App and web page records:

----------------

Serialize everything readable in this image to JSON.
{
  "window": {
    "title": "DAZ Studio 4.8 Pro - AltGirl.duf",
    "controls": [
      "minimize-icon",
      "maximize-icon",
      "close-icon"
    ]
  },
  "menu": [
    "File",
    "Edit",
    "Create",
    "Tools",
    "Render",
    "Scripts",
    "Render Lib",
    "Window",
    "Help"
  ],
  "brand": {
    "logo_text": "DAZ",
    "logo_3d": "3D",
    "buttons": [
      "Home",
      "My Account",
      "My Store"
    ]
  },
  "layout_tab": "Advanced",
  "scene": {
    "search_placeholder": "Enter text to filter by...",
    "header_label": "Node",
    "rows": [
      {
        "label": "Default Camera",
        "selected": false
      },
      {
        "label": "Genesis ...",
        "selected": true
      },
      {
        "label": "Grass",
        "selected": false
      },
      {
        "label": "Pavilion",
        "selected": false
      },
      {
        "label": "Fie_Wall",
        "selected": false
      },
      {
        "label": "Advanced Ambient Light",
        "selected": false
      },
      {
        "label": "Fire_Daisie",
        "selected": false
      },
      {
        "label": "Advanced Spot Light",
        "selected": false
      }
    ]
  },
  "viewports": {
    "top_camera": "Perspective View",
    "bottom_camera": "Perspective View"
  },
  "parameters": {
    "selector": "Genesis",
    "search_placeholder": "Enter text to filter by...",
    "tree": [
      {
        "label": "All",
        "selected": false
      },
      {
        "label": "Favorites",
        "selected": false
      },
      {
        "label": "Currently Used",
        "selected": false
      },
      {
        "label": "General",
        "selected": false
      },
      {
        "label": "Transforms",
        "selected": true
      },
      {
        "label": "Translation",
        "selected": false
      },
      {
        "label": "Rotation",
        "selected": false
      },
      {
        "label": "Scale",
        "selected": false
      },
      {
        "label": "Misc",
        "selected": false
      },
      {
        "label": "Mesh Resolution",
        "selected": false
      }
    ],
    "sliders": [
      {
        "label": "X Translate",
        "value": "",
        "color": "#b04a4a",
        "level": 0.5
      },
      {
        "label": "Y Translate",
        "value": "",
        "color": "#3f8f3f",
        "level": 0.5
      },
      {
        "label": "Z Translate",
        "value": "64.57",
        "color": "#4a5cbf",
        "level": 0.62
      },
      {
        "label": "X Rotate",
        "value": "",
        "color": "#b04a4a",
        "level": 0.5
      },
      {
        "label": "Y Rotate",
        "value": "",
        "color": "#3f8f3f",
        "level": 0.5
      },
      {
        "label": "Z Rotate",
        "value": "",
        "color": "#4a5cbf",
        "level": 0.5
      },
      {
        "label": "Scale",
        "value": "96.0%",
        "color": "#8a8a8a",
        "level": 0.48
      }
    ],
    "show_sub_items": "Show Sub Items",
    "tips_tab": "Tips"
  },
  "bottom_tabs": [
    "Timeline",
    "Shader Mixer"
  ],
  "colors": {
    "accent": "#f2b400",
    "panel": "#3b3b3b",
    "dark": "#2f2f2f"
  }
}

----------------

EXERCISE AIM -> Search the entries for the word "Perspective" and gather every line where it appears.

SOLUTION TO THIS EXERCISE ->
    "top_camera": "Perspective View",
    "bottom_camera": "Perspective View"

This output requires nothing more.